This was a few months after the opening of Tim Ho Wan, so we assumed the noise would die down. But no, the line was still packed. I was hungry at that point, so we ate instead at Yakitori One at Food Hall.
We also had Sweetea’s, the new tea shop of da.u.de. They had interesting drinks, but I felt it was a bit too watery. I like the teas at da.u.de more, which had stronger and more robust flavors. Sweetea’s had a cute-looking booth, with lights made out of upside-down teacups and saucers.
We decided to have Tim Ho Wan the following week at their Glorietta branch. The line was much shorter. I think it’s because dim sum is easy to eat and doesn’t take much time. We didn’t eat that long either. I think we left after 30 minutes.
Tim Ho Wan is a big deal in Hong Kong. In the whole world, actually. It’s tagged as the most affordable Michelin-starred restaurant. And by affordable, we mean P145 for one order of the famed baked buns with BBQ pork.
The growth of Tim Ho Wan is interesting because it started in 2009 as a hole-in-the-wall concept in Mong Kok. Within its first year, the Hong Kong and Macau edition of the Michelin Guide (which awards stars to excellent restaurants around the world) gave one star to this humble dim sum place. They’ve held the star for five years in a row now, and the restaurant is the only Michelin-starred dim sum place in the world.
My man and I had the Big 4 Heavenly Kings, but they were out of the steamed egg cake.
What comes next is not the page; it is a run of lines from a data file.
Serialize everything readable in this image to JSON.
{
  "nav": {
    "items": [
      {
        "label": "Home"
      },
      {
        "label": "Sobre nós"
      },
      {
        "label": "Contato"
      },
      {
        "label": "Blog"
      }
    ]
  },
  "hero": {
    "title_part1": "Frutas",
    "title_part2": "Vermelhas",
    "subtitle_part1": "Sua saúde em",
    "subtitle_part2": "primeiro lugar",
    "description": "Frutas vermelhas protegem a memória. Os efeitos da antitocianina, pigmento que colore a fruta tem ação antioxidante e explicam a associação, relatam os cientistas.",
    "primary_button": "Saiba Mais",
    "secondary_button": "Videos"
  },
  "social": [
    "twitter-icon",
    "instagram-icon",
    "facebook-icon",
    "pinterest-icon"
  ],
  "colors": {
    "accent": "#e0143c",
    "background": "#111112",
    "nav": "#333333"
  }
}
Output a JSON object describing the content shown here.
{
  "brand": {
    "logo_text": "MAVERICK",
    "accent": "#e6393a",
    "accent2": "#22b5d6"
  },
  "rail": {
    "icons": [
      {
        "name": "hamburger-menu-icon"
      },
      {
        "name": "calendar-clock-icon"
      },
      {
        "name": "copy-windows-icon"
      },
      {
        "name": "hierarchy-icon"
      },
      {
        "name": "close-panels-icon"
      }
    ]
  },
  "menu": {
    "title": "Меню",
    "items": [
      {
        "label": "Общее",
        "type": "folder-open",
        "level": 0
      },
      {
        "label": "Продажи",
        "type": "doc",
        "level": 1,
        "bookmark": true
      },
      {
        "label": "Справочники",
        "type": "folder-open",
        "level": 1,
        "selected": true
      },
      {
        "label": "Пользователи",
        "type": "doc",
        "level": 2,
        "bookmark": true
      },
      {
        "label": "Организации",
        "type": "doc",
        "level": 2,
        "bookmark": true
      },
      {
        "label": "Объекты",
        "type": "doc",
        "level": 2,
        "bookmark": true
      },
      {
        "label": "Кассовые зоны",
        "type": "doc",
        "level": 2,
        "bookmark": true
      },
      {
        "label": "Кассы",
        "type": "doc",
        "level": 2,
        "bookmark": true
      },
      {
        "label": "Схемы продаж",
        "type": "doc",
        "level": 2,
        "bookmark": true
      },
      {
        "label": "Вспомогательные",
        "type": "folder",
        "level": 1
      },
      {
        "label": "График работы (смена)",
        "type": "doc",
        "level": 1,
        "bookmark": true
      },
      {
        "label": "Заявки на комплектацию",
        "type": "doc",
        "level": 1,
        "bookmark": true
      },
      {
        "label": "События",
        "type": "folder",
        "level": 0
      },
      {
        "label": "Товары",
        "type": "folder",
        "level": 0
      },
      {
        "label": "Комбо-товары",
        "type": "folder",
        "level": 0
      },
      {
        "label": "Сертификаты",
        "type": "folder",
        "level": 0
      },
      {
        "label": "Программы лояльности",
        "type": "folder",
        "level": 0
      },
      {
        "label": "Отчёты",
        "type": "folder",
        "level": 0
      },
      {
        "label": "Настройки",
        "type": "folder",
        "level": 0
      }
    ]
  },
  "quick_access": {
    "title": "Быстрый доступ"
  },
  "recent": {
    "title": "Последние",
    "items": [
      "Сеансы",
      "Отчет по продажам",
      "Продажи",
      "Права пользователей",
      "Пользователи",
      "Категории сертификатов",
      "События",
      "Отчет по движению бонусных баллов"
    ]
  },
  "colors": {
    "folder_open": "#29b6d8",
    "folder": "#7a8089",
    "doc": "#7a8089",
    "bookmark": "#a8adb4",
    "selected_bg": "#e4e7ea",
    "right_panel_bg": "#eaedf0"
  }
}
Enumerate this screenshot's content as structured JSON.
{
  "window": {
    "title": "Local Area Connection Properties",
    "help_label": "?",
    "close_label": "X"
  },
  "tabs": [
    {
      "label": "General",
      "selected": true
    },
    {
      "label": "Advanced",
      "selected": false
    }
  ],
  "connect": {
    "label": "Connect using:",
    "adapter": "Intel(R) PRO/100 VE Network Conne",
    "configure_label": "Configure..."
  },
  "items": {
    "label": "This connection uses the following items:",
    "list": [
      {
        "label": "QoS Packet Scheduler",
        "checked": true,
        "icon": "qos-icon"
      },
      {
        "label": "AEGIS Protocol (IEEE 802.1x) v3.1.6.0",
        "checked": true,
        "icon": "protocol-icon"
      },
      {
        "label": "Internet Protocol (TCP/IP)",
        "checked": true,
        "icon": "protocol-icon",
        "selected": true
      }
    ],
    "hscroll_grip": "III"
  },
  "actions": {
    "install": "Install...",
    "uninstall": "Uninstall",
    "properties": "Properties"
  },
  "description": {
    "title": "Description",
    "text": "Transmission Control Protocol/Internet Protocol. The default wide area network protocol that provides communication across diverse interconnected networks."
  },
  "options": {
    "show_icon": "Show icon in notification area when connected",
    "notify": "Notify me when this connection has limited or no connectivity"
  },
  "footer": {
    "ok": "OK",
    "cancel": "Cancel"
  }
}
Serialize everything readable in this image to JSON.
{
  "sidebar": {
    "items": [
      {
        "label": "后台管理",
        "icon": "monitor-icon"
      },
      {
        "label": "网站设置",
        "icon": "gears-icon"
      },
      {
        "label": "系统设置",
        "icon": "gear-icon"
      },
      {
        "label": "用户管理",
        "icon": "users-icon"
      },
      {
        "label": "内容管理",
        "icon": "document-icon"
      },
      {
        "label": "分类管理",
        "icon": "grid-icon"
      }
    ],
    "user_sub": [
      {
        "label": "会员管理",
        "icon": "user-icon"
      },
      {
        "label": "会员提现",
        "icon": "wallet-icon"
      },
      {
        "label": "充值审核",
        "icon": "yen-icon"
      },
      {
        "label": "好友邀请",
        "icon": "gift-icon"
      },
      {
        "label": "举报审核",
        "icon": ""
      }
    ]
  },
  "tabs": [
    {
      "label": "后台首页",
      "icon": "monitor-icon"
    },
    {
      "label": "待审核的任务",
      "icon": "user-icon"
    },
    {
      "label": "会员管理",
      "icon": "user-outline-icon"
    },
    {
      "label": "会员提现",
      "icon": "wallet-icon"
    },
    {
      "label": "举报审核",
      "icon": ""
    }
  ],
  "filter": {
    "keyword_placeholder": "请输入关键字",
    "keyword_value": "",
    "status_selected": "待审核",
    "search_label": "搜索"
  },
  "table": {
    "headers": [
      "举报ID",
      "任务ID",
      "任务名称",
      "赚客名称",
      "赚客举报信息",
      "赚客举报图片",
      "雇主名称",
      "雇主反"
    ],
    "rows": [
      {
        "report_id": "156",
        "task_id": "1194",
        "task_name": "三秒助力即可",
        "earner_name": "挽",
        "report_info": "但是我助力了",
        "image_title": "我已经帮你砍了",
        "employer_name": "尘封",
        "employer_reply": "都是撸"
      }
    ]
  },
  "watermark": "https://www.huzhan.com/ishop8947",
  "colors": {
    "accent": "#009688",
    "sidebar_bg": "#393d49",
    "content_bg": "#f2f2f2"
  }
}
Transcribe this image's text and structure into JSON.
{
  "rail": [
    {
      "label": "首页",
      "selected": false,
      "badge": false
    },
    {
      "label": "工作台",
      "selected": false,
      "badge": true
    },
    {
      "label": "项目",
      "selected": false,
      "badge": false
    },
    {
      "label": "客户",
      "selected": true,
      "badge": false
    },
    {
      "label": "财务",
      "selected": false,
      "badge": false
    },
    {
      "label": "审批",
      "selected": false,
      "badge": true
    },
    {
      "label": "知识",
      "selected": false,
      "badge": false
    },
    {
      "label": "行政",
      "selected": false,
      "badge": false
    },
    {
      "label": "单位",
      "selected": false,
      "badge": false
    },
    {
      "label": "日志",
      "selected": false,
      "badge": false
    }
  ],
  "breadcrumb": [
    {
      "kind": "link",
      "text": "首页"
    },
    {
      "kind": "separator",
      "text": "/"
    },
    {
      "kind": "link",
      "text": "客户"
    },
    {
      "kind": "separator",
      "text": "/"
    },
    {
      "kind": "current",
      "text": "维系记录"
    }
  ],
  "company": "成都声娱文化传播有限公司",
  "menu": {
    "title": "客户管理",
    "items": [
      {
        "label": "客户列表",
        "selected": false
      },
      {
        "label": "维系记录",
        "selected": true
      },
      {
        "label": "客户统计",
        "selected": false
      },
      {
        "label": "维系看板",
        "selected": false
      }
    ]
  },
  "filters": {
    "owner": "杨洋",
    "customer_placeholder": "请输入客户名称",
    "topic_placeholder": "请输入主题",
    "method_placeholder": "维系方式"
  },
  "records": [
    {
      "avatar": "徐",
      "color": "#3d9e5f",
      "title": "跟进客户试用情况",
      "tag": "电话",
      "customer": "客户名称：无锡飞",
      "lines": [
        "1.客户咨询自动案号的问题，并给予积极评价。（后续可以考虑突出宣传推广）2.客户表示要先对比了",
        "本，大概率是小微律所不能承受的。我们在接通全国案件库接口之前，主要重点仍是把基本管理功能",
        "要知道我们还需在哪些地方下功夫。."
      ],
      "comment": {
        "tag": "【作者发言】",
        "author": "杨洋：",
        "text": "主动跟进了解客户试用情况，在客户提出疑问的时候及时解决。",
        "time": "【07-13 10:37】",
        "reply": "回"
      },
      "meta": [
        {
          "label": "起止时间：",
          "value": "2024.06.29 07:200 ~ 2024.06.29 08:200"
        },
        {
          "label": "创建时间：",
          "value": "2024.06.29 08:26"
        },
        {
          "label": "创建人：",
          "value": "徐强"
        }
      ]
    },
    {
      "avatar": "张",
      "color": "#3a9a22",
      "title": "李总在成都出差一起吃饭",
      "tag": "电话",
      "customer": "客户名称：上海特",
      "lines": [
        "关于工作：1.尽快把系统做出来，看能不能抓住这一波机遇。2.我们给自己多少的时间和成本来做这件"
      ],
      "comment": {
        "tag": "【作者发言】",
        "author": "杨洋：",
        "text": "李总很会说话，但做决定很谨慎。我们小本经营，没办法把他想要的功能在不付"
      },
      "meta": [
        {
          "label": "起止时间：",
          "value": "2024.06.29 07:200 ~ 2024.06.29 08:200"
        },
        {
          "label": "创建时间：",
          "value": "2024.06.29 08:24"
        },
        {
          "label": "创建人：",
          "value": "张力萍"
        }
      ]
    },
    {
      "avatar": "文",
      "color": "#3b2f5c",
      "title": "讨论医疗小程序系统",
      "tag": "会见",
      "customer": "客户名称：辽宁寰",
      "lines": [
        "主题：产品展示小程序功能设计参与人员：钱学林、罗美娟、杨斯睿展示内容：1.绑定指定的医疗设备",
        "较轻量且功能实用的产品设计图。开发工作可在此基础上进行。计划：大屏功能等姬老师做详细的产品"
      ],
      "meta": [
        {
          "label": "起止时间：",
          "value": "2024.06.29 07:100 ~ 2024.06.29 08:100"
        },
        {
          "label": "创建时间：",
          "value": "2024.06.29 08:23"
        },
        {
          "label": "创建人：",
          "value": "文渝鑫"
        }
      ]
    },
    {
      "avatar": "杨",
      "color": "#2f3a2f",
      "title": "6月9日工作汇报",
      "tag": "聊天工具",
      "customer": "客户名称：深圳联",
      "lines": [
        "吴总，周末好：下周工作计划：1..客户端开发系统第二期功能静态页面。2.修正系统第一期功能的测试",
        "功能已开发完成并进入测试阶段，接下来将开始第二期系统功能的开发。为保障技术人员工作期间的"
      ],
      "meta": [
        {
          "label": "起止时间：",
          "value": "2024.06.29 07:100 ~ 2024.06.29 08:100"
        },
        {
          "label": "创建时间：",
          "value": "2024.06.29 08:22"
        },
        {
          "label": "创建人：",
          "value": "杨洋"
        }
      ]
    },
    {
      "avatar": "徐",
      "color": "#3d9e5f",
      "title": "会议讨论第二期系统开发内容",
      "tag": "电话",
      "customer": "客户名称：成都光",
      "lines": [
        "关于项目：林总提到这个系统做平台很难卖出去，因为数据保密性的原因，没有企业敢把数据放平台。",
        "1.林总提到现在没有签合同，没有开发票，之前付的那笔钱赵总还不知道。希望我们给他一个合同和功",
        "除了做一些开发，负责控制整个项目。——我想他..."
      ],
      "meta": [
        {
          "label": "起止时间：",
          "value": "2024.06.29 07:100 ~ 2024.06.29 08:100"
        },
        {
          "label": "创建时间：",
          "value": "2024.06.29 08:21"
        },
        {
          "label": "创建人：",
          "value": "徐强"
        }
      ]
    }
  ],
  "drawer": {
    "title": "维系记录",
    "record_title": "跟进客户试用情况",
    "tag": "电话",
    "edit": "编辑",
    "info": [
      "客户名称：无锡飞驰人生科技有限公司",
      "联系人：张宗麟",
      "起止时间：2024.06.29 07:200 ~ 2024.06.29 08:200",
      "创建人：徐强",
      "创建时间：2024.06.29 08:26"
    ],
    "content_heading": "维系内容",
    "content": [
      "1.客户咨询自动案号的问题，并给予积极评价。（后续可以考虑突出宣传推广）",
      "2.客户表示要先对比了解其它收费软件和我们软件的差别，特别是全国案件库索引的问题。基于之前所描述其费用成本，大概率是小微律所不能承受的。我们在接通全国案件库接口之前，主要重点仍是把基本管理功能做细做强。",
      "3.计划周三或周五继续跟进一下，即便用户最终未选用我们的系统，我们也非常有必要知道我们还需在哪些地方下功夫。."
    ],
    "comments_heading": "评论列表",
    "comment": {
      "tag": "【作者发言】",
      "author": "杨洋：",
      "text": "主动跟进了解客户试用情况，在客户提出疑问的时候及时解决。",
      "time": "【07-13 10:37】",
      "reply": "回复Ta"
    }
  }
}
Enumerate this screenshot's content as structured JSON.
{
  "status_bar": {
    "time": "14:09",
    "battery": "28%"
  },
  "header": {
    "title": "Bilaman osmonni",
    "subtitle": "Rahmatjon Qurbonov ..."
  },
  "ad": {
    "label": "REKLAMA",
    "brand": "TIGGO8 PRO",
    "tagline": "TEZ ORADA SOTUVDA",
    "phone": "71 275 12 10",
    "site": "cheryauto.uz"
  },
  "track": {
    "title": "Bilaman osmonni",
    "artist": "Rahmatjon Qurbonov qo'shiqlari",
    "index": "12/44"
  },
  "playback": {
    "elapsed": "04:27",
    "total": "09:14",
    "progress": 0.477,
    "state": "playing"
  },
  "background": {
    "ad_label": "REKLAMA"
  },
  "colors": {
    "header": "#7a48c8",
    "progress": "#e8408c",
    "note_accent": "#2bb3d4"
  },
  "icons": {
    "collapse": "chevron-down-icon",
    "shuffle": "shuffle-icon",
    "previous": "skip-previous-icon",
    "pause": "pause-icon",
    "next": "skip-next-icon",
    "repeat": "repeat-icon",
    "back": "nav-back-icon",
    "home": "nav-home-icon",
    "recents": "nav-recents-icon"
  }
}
So instead, we had the baked buns with BBQ pork, the vermicelli roll with pig’s liver, and the pan fried carrot cake.
Can I just say that I am in love with the baked buns with BBQ pork? The soft and light but slightly-crunchy bun tenderly opens to a generous helping of BBQ pork, which is both sweet and savory. Each order comes in a set of three, but it’s tempting to order a lot more. From the open kitchen, I could see a large oven dedicated solely to the prized pork buns.
The vermicelli roll with pig’s liver is also good. The bitterness of the liver is balanced by the sweet sauce, which I loved. I also liked the pan fried carrot cake, but I could taste the radish more than the carrot. I think this was my least favorite of the three (my man’s, too).
My man and I were supposed to go to Tim Ho Wan in Sham Shui Po in Hong Kong (one of the original branches), but it was out of the way and we didn’t have enough time. I won’t be able to compare the food here and in Hong Kong, but the kitchen in Glorietta had two Chinese chefs, so I’m assured that they’re working hard to maintain the quality of their Michelin-starred Hong Kong base.
The interiors of the place is well-lit. They have the advantage of being placed right outside Glorietta, so they maximized natural light with wall-to-floor windows from end to end. They also had interesting light fixtures: dim sum bowls!
I want to go back and order baked buns again. And try that steamed egg cake. And hakaw, which is my favorite dim sum. And more baked buns.